**Available data**:

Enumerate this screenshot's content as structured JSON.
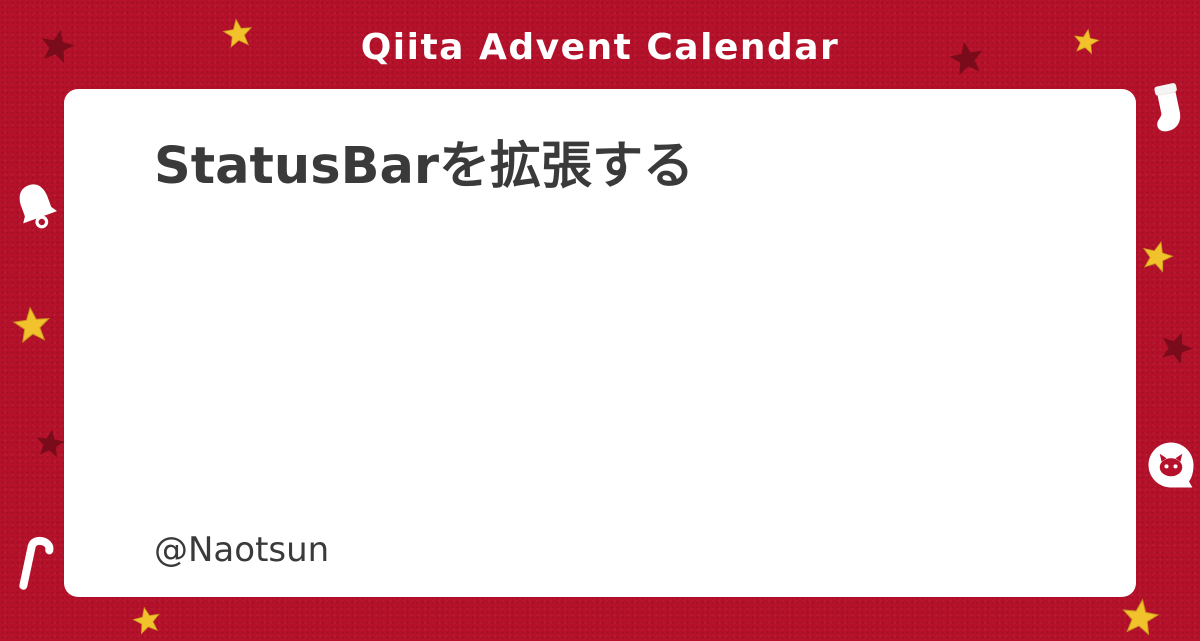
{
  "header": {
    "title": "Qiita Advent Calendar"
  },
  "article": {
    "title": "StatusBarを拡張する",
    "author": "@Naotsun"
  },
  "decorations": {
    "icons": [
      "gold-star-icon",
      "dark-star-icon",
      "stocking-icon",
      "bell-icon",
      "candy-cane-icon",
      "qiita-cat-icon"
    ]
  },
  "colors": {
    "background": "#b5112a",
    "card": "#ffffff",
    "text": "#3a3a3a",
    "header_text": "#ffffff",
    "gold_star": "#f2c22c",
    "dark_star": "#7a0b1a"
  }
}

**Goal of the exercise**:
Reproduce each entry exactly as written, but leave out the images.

**Answer to the problem**:
Enumerate this screenshot's content as structured JSON.
{
  "header": {
    "title": "Qiita Advent Calendar"
  },
  "article": {
    "title": "StatusBarを拡張する",
    "author": "@Naotsun"
  },
  "decorations": {
    "icons": [
      "gold-star-icon",
      "dark-star-icon",
      "stocking-icon",
      "bell-icon",
      "candy-cane-icon",
      "qiita-cat-icon"
    ]
  },
  "colors": {
    "background": "#b5112a",
    "card": "#ffffff",
    "text": "#3a3a3a",
    "header_text": "#ffffff",
    "gold_star": "#f2c22c",
    "dark_star": "#7a0b1a"
  }
}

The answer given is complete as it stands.